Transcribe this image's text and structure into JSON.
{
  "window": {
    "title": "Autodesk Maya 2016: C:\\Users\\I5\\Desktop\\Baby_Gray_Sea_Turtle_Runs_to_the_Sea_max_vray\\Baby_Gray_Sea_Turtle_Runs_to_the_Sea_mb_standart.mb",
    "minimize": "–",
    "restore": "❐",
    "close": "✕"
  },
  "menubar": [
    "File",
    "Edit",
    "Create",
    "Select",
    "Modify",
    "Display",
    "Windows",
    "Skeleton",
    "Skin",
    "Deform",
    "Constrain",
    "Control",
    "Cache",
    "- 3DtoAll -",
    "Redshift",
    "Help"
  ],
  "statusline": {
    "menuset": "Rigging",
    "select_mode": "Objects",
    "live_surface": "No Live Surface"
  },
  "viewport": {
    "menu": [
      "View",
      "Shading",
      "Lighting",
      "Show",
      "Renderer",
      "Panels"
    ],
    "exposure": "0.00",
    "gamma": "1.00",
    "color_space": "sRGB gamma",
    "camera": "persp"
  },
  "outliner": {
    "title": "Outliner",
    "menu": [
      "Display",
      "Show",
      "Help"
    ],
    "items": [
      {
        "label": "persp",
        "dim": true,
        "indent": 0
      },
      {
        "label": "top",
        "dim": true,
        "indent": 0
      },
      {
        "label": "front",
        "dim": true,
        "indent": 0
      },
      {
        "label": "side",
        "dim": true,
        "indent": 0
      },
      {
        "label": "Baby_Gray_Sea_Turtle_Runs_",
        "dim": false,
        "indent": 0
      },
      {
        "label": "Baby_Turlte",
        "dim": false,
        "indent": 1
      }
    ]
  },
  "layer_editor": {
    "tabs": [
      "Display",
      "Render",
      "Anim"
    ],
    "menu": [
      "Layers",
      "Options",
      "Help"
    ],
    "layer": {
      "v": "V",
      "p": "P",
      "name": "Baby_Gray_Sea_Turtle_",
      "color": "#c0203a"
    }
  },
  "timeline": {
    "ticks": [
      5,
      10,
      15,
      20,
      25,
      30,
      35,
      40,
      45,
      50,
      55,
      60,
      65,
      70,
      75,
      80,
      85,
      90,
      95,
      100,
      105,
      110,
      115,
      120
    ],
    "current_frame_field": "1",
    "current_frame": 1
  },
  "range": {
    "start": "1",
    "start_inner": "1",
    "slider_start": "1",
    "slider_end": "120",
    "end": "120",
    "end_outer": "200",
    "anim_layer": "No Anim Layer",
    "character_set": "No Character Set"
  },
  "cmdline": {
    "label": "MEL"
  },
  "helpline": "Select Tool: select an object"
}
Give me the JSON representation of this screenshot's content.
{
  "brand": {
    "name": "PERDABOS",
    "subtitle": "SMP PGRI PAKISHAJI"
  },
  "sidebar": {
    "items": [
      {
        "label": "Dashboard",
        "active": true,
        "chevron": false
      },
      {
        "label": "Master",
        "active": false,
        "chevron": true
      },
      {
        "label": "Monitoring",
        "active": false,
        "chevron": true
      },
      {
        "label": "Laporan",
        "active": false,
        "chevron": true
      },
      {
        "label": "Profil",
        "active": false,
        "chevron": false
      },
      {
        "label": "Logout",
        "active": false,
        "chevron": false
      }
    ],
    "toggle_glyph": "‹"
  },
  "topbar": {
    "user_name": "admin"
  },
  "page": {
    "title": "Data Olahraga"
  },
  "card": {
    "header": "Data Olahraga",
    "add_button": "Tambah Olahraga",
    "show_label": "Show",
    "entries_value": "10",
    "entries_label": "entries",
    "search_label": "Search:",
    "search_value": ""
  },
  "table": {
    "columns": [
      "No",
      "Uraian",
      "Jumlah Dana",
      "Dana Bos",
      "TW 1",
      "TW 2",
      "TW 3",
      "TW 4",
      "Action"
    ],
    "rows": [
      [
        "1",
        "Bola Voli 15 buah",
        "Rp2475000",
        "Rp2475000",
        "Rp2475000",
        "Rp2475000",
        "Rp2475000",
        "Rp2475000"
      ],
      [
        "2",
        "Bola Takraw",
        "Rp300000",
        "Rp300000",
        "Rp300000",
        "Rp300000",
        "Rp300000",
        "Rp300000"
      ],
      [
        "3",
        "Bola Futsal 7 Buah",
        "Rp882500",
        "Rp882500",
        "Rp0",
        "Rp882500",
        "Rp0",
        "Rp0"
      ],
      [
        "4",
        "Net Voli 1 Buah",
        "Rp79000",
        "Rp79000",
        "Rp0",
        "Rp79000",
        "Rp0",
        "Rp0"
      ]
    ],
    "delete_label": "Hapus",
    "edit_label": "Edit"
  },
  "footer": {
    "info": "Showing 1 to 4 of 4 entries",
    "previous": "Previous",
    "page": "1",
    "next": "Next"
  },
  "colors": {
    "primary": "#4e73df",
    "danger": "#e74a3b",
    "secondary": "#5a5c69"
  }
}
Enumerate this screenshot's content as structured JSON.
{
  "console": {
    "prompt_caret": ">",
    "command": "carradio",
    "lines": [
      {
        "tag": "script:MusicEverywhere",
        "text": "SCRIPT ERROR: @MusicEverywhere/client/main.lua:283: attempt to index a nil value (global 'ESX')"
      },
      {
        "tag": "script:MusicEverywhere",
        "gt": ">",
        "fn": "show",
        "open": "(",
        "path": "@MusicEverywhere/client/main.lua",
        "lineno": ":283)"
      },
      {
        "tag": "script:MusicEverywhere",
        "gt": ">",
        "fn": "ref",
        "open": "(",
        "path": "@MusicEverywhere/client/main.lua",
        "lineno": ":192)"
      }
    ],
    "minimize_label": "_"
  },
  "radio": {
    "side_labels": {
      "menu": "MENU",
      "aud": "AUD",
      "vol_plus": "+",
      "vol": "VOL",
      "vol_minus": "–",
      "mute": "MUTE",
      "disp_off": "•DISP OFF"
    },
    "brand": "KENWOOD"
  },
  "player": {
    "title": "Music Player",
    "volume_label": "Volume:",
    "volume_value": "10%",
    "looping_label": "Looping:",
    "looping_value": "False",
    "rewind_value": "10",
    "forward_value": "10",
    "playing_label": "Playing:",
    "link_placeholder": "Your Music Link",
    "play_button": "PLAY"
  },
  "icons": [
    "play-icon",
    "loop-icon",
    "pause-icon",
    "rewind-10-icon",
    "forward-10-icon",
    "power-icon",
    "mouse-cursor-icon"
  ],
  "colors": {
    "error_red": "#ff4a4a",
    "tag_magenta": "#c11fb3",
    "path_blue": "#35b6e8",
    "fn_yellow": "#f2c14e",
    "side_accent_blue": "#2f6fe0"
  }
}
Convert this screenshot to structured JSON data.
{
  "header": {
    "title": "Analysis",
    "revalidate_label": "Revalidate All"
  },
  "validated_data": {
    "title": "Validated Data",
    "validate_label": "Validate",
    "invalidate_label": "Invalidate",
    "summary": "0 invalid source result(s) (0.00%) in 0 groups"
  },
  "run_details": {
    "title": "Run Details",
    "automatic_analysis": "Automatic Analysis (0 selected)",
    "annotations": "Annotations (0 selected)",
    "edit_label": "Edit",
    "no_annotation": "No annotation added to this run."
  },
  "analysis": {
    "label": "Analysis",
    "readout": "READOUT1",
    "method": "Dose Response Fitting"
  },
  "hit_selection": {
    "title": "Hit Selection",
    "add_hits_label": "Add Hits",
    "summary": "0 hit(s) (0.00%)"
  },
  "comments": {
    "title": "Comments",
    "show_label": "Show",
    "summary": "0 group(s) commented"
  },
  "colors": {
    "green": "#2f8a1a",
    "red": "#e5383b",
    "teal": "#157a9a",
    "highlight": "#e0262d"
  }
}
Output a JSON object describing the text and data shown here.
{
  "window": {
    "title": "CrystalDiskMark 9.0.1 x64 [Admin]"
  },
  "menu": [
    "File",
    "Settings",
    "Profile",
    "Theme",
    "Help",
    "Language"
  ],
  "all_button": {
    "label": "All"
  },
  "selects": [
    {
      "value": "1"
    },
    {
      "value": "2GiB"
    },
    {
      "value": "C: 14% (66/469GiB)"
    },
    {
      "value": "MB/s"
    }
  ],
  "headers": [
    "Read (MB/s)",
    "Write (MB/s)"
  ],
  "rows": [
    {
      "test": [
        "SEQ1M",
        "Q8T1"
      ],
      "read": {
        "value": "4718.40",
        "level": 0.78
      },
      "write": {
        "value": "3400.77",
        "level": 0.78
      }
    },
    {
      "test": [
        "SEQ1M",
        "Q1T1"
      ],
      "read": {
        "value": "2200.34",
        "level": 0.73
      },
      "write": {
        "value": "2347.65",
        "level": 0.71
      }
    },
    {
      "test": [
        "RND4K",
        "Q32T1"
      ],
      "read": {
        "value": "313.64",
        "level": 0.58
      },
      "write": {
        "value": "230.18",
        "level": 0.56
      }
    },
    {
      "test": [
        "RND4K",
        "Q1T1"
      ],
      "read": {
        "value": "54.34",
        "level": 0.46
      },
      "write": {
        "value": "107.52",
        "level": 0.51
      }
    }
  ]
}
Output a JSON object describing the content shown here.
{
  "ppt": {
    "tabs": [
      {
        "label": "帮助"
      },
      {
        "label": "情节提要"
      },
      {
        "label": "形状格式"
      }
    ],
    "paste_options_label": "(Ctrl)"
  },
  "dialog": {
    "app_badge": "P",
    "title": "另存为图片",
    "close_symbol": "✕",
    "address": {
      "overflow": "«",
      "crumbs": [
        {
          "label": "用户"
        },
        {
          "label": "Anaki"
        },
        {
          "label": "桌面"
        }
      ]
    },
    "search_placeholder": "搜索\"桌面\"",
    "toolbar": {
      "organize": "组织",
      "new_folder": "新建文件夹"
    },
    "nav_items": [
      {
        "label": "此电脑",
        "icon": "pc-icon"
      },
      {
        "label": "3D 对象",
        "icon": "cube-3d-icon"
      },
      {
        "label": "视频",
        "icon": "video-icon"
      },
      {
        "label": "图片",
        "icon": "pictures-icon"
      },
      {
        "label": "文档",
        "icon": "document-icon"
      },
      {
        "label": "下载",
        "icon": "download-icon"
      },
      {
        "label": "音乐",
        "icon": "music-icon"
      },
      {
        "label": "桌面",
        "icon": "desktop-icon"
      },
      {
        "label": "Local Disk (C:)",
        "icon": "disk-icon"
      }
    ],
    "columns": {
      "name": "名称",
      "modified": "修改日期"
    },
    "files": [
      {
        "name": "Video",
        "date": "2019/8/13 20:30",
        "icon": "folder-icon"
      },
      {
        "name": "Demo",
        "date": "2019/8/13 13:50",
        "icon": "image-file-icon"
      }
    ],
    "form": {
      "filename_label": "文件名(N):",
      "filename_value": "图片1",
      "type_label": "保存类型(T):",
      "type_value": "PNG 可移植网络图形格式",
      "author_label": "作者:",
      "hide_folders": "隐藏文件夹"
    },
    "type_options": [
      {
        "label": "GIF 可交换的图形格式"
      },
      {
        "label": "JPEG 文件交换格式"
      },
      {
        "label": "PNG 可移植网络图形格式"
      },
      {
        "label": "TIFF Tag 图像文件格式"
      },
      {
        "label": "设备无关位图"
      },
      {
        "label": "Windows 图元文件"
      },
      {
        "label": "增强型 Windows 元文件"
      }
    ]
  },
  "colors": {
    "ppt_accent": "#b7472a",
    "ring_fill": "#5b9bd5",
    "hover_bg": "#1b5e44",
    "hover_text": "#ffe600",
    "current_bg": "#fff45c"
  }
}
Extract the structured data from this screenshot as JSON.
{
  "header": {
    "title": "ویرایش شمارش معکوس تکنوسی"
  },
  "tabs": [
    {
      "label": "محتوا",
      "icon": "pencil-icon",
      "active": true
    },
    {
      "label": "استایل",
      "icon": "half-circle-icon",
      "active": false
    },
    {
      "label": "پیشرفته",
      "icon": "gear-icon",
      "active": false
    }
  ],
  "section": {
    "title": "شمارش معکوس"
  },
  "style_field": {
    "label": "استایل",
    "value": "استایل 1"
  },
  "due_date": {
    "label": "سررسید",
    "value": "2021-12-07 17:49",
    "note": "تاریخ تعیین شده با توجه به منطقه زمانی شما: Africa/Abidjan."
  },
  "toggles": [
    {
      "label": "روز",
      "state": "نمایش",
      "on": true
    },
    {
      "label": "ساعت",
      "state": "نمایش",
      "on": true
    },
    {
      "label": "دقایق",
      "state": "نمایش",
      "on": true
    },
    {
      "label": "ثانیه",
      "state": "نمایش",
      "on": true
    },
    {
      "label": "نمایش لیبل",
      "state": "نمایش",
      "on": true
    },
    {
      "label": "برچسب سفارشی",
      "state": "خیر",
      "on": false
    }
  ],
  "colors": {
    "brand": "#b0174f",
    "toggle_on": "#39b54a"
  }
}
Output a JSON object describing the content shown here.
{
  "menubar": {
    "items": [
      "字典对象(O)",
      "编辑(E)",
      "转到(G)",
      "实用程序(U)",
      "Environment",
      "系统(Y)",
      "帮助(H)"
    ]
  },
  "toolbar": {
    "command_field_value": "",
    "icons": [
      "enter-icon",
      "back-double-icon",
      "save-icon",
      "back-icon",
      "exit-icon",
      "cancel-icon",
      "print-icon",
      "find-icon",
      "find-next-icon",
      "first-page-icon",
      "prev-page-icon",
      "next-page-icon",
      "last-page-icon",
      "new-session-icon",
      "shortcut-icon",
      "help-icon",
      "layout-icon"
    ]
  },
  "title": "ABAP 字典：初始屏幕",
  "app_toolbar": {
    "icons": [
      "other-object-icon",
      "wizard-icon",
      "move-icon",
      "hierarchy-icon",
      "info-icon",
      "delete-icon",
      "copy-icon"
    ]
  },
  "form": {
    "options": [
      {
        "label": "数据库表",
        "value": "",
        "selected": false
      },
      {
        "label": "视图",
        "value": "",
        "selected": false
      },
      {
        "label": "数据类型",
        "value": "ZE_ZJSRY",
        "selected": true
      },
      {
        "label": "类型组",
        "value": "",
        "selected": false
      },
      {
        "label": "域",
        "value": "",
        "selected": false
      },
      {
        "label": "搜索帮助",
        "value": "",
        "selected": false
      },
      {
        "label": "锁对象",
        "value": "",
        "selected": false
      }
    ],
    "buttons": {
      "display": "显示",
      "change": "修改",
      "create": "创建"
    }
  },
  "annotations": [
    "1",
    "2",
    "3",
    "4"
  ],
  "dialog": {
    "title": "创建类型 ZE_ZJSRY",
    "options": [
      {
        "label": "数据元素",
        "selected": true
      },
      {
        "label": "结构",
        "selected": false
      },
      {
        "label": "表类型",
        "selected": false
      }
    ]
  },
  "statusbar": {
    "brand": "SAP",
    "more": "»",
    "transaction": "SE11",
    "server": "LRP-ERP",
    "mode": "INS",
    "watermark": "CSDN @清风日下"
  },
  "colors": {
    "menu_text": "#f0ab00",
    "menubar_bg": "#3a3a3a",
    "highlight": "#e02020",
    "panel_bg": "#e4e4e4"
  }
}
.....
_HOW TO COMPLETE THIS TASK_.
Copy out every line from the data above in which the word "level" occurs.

_WRITTEN RESPONSE_.
        "level": 0.78
        "level": 0.78
        "level": 0.73
        "level": 0.71
        "level": 0.58
        "level": 0.56
        "level": 0.46
        "level": 0.51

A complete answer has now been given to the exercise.